• [THE PROBLEM]: Give the total of lines holding the word "duration" in the records below, and nothing else.

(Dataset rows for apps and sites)
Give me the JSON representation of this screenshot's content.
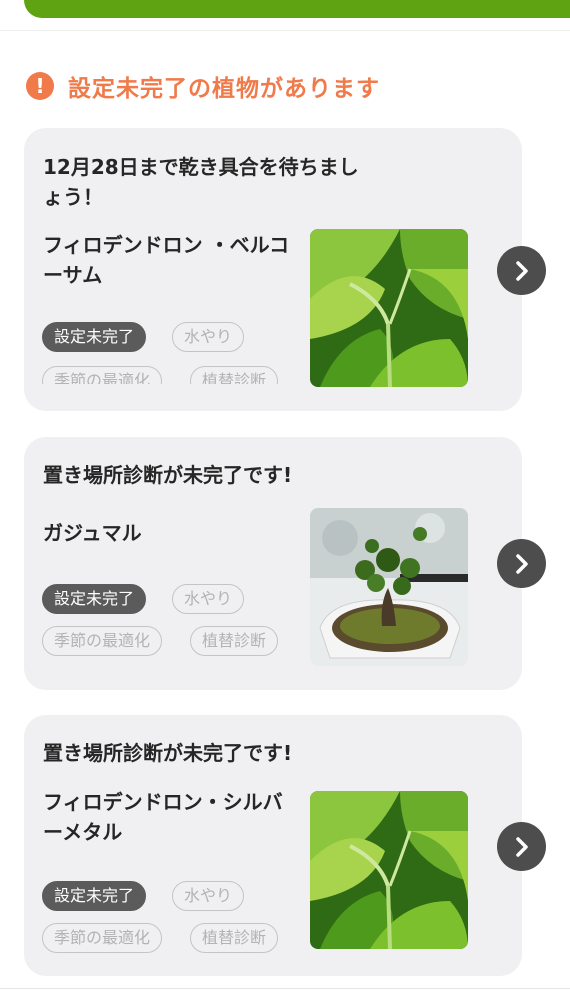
{
  "header": {
    "warning_icon": "exclamation-circle-icon",
    "warning_text": "設定未完了の植物があります",
    "warning_color": "#f07a4a",
    "top_bar_color": "#5fa313"
  },
  "cards": [
    {
      "title": "12月28日まで乾き具合を待ちましょう！",
      "plant_name": "フィロデンドロン ・ベルコーサム",
      "tags": [
        "設定未完了",
        "水やり",
        "季節の最適化",
        "植替診断"
      ]
    },
    {
      "title": "置き場所診断が未完了です!",
      "plant_name": "ガジュマル",
      "tags": [
        "設定未完了",
        "水やり",
        "季節の最適化",
        "植替診断"
      ]
    },
    {
      "title": "置き場所診断が未完了です!",
      "plant_name": "フィロデンドロン・シルバーメタル",
      "tags": [
        "設定未完了",
        "水やり",
        "季節の最適化",
        "植替診断"
      ]
    }
  ]
}
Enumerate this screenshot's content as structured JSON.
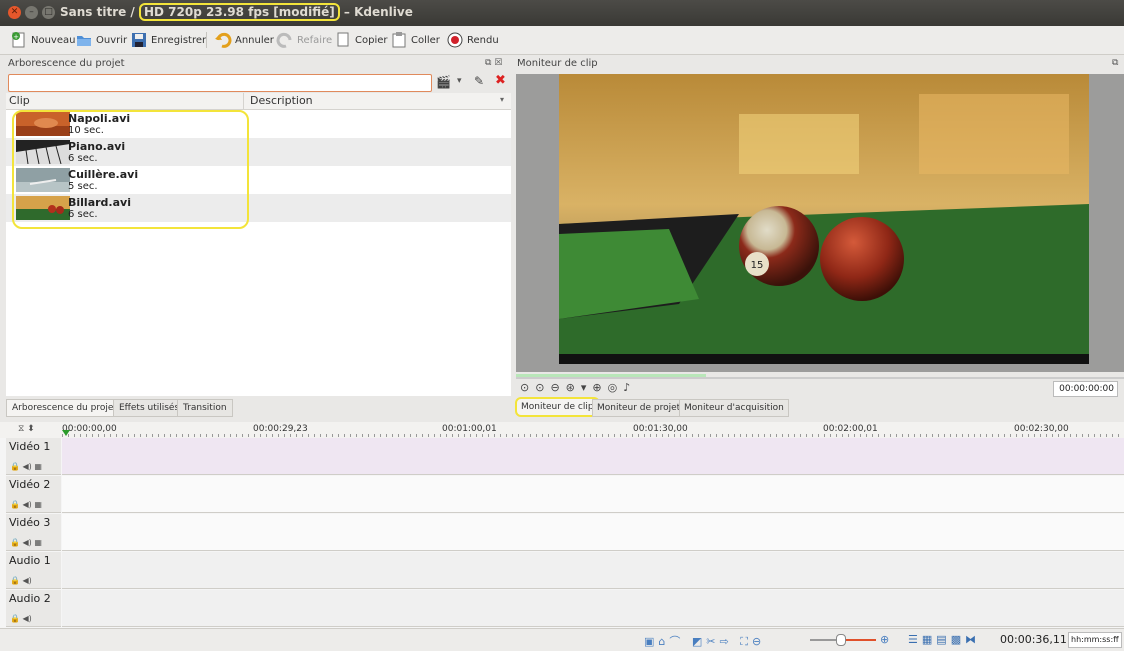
{
  "window": {
    "title_prefix": "Sans titre /",
    "title_profile": "HD 720p 23.98 fps [modifié]",
    "title_suffix": "– Kdenlive"
  },
  "toolbar": {
    "new": "Nouveau",
    "open": "Ouvrir",
    "save": "Enregistrer",
    "undo": "Annuler",
    "redo": "Refaire",
    "copy": "Copier",
    "paste": "Coller",
    "render": "Rendu"
  },
  "project_tree": {
    "title": "Arborescence du projet",
    "search_value": "",
    "col_clip": "Clip",
    "col_description": "Description",
    "clips": [
      {
        "name": "Napoli.avi",
        "duration": "10 sec."
      },
      {
        "name": "Piano.avi",
        "duration": "6 sec."
      },
      {
        "name": "Cuillère.avi",
        "duration": "5 sec."
      },
      {
        "name": "Billard.avi",
        "duration": "6 sec."
      }
    ]
  },
  "left_tabs": [
    "Arborescence du projet",
    "Effets utilisés",
    "Transition"
  ],
  "monitor": {
    "title": "Moniteur de clip",
    "timecode": "00:00:00:00",
    "tabs": [
      "Moniteur de clip",
      "Moniteur de projet",
      "Moniteur d'acquisition"
    ]
  },
  "timeline": {
    "ruler": [
      "00:00:00,00",
      "00:00:29,23",
      "00:01:00,01",
      "00:01:30,00",
      "00:02:00,01",
      "00:02:30,00"
    ],
    "tracks": [
      {
        "name": "Vidéo 1",
        "type": "video"
      },
      {
        "name": "Vidéo 2",
        "type": "video"
      },
      {
        "name": "Vidéo 3",
        "type": "video"
      },
      {
        "name": "Audio 1",
        "type": "audio"
      },
      {
        "name": "Audio 2",
        "type": "audio"
      }
    ]
  },
  "status": {
    "duration": "00:00:36,11",
    "timecode_format": "hh:mm:ss:ff"
  },
  "colors": {
    "highlight": "#f3e43a",
    "track_selected": "#efe6f2",
    "search_border": "#e08a5c"
  }
}
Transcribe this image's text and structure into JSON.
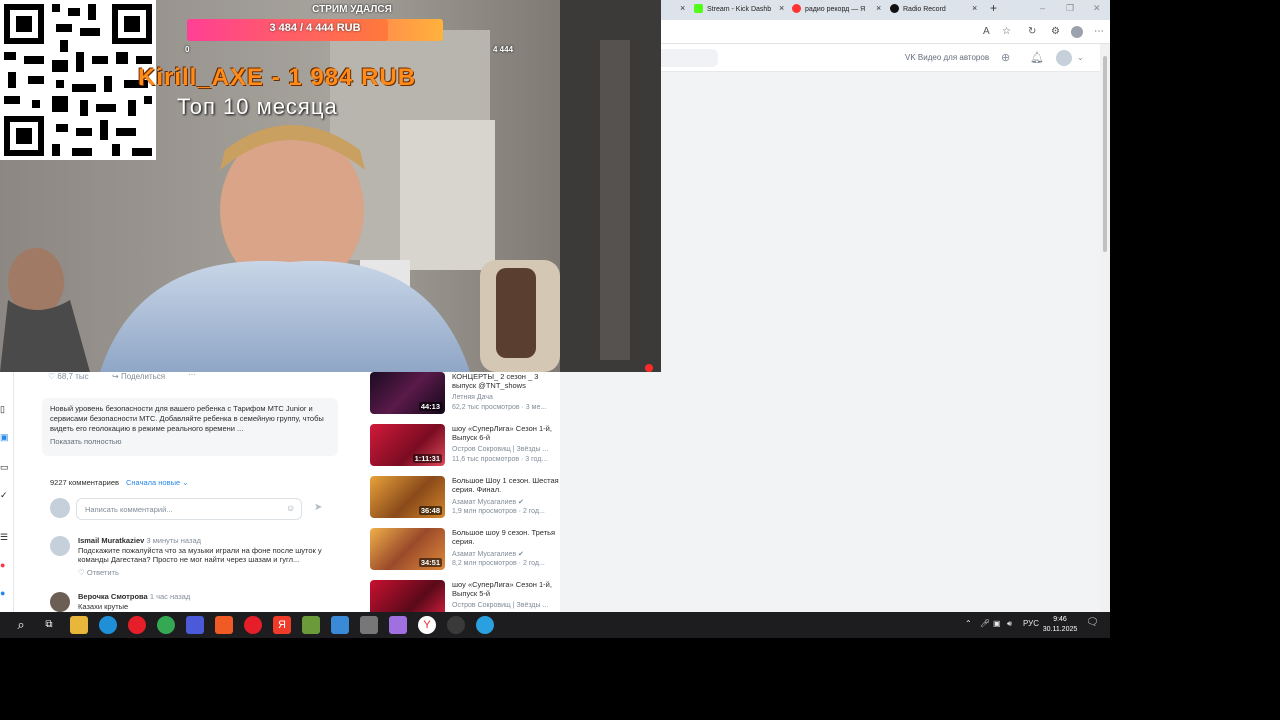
{
  "browser": {
    "tabs": [
      {
        "label": "Stream - Kick Dashb",
        "color": "#53fc18"
      },
      {
        "label": "радио рекорд — Я",
        "color": "#ff3333"
      },
      {
        "label": "Radio Record",
        "color": "#111111"
      }
    ],
    "new_tab_label": "+",
    "close_glyph": "×"
  },
  "vk_header": {
    "authors_link": "VK Видео для авторов",
    "icons": [
      "add-icon",
      "bell-icon",
      "avatar-icon"
    ]
  },
  "stream_overlay": {
    "goal_title": "СТРИМ УДАЛСЯ",
    "goal_progress": "3 484 / 4 444 RUB",
    "goal_fraction": 0.784,
    "goal_min": "0",
    "goal_max": "4 444",
    "top_donor": "Kirill_AXE - 1 984 RUB",
    "top_period": "Топ 10 месяца"
  },
  "post": {
    "likes": "68,7 тыс",
    "share_label": "Поделиться",
    "more_label": "···",
    "description": "Новый уровень безопасности для вашего ребенка с Тарифом МТС Junior и сервисами безопасности МТС. Добавляйте ребенка в семейную группу, чтобы видеть его геолокацию в режиме реального времени ...",
    "show_more": "Показать полностью"
  },
  "comments": {
    "count": "9227 комментариев",
    "sort": "Сначала новые",
    "input_placeholder": "Написать комментарий...",
    "items": [
      {
        "author": "Ismail Muratkaziev",
        "time": "3 минуты назад",
        "text": "Подскажите пожалуйста что за музыки играли на фоне после шуток у команды Дагестана? Просто не мог найти через шазам и гугл...",
        "reply": "Ответить"
      },
      {
        "author": "Верочка Смотрова",
        "time": "1 час назад",
        "text": "Казахи крутые",
        "reply": "Ответить"
      }
    ]
  },
  "recommendations": [
    {
      "title": "КОНЦЕРТЫ_ 2 сезон _ 3 выпуск @TNT_shows",
      "channel": "Летняя Дача",
      "views": "62,2 тыс просмотров · 3 ме...",
      "duration": "44:13",
      "thumb": "#3a1238"
    },
    {
      "title": "шоу «СуперЛига» Сезон 1-й, Выпуск 6-й",
      "channel": "Остров Сокровищ | Звёзды ...",
      "views": "11,6 тыс просмотров · 3 год...",
      "duration": "1:11:31",
      "thumb": "#b01030"
    },
    {
      "title": "Большое Шоу 1 сезон. Шестая серия. Финал.",
      "channel": "Азамат Мусагалиев ✔",
      "views": "1,9 млн просмотров · 2 год...",
      "duration": "36:48",
      "thumb": "#c8721c"
    },
    {
      "title": "Большое шоу 9 сезон. Третья серия.",
      "channel": "Азамат Мусагалиев ✔",
      "views": "8,2 млн просмотров · 2 год...",
      "duration": "34:51",
      "thumb": "#c9702e"
    },
    {
      "title": "шоу «СуперЛига» Сезон 1-й, Выпуск 5-й",
      "channel": "Остров Сокровищ | Звёзды ...",
      "views": "",
      "duration": "",
      "thumb": "#a0102a"
    }
  ],
  "taskbar": {
    "apps": [
      "search-icon",
      "task-view-icon",
      "file-explorer-icon",
      "edge-icon",
      "opera-gx-icon",
      "chrome-icon",
      "app-icon",
      "brave-icon",
      "opera-icon",
      "yandex-icon",
      "minecraft-icon",
      "app-icon",
      "obs-icon",
      "app-icon",
      "yandex-browser-icon",
      "obs-studio-icon",
      "telegram-icon"
    ],
    "language": "РУС",
    "time": "9:46",
    "date": "30.11.2025"
  }
}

• [YOUR SOLUTION]: 10